Her genuine concern for young people and her students has earned her praise as a creative and caring professor who constantly inspires others by her life and work. In 1977, Sanchez was the first Presidential Fellow and held the Laura H. Carnell Chair in English at Philadelphia's Temple University until her retirement in 1999. Sanchez has lectured at more than five hundred universities and colleges in the United States and abroad. She has read her poetry in Africa, Cuba, England, the Caribbean, Australia, Nicaragua, The People's Republic of China, Norway, and Canada.
Sanchez has received many awards and honors, including the PEN Writing Award in 1969 (a prestigious award for poets, playwrights, essayists, editors, and novelists), the National Academy of Arts and Letters Award, the National Endowment for the Arts Fellowship from 1978 to 1979, and the National Education Association Award from 1977 to 1988. For homegirls & handgrenades, she won an American Book Award for Poetry in 1985. In addition, Sanchez is the recipient of the Community Service Award from the National Black Caucus of State Legislators, the Lucretia Mott Award, the Outstanding Arts Award from the Pennsylvania Coalition of 100 Black Women, the Peace and Freedom Award from Women International League for Peace and Freedom (WILPF), the Pennsylvania Governor's Award for Excellence in the Humanities, and a Pew Fellowship in the Arts.
Sanchez is one of 20 Black women honored and featured in an interactive exhibition entitled "Freedom Sisters." "Freedom Sisters" was formed by the Cincinnati Museum Center and Smithsonian Institution. At the time of this writing, Sonia Sanchez resides in Philadelphia, Pennsylvania, and continues to be politically active while also giving readings of her work. Sanchez has also been actively protesting with an anti-war group called the “Granny Peace Brigade.”
- Homecoming. Detroit: Broadside, 1969.
- We a BaddDDD People. Detroit: Broadside, 1970.
- Love Poems. New York: Third Press, 1973.
- A Blues Book for Blue Black Magical Women. Detroit: Broadside, 1973.
- I've Been a Woman: New and Selected Poems. Sausalito, CA: Black Scholar Press, 1978.
- homegirls & handgrenades. New York: Thunder's Mouth Press, 1984.
- Under a Soprano Sky. Trenton, NJ: Africa World Press, 1987.
- Wounded in the House of a Friend. Boston: Beacon, 1995.
- does Your House have LionS? Boston: Beacon, 1997.
- like the singing coming øff of drums. Boston: Beacon Press, 1998.
- morning haiku. Boston: Beacon Press, 2010.
- Sister Son/ji. New York: Bantam, 1969.
- Uh Huh: But How Do It Free Us? Garden City: Anchor Press, 1974.
- I'm Black When I'm Singing, I'm Blue When I Ain't and Other Plays. Durham: Duke University Press, 2010.
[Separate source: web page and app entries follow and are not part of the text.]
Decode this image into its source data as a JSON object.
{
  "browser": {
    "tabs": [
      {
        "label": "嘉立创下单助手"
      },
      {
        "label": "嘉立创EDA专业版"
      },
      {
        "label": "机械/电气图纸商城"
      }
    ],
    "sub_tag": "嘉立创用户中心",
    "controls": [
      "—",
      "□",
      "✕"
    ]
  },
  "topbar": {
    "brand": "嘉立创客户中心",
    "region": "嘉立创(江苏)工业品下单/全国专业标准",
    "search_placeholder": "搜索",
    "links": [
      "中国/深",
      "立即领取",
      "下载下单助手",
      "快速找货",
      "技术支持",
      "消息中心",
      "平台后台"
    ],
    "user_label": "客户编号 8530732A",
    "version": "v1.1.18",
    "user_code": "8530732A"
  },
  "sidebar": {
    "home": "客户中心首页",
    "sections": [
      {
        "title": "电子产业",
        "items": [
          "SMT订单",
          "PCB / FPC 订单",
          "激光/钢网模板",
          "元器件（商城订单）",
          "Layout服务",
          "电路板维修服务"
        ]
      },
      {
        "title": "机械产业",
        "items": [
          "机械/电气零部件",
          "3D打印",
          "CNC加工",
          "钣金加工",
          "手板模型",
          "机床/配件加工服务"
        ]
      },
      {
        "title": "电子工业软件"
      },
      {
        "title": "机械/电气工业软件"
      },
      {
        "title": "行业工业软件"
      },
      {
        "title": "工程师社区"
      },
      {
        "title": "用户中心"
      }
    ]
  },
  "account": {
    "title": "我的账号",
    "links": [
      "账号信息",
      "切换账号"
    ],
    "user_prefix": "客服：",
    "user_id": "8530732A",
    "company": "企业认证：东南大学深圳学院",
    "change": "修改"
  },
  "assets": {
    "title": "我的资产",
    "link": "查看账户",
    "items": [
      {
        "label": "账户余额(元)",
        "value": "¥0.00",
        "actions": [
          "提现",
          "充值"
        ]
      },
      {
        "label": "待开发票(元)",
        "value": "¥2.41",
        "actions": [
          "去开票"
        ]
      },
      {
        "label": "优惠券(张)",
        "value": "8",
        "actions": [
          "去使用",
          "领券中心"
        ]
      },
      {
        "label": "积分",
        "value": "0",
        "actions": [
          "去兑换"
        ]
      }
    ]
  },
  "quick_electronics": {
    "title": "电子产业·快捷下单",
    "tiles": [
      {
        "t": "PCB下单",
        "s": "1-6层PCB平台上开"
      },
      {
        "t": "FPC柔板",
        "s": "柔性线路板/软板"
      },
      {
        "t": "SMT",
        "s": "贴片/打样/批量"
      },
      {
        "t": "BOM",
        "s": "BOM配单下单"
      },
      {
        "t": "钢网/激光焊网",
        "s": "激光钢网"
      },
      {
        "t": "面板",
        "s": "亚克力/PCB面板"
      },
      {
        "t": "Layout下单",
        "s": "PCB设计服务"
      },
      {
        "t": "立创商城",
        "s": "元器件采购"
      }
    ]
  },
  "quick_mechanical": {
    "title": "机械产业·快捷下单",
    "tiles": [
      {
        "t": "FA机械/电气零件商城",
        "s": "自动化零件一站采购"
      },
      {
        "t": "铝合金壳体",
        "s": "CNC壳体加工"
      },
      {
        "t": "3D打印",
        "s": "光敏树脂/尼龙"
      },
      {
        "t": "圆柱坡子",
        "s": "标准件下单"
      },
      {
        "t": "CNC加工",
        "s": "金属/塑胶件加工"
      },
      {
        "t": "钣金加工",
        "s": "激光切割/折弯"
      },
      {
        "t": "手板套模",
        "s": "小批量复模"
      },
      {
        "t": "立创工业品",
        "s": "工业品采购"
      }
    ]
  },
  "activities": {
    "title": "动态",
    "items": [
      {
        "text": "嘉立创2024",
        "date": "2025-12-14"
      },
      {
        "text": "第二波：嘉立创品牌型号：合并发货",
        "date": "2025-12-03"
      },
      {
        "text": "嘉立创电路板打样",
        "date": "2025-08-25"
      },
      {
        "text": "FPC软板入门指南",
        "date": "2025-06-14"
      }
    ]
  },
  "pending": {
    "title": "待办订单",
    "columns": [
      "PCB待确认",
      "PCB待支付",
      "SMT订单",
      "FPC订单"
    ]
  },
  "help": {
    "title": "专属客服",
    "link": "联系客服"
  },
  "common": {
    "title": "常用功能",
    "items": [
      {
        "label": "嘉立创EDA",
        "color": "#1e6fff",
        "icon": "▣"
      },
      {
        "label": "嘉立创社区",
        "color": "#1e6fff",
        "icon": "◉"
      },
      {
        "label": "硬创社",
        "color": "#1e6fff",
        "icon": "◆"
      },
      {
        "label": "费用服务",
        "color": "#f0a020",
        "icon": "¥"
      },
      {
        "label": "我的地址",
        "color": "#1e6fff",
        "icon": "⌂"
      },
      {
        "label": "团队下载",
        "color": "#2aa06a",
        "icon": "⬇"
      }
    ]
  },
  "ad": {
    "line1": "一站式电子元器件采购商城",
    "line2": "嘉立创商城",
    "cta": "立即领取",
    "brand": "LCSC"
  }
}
- It's a New Day: Poems for Young Brothas and Sistuhs. Detroit: Broadside, 1971.
- The Adventures of Fat Head, Small Head, and Square Head. New York: Third Press, 1973.
- Kelly, Susan. "Discipline and craft: An Interview with Sonia Sanchez." African American Review. 34(4): 679-687, 2000.
- McCoy, Lezlie B. "Sonia Sanchez: World Renowned Poet/Playwright." Philadelphia Tribune. 118(31): 3D, 2002.
- Sonia Sanchez. 17 November 2020. <https://soniasanchez.net>.
- "Sonia Sanchez." The Gale Literary Database: Contemporary Authors Online. 9 April 2011. 27 September 2011. New citation. <http://www.galenet.com/>.
- "Sonia Sanchez." The Gale Literary Database: Dictionary of Literary Biography. 2003. <http://www.galenet.com/>.
- "Sonia Sanchez." Poetry Exhibits: The Academy of American Poetry. 14 August 2001. 28 February 2004. <http://www.poets.org/poet.php/prmPID/276>.
Photo Credit: Tracey Noelle Luz. "Tracey Noelle Luz IMG_9775." 25 January 2012. Photograph. Licensed under CC BY-NC-SA 2.0. Cropped to 4x3. Source: Flickr.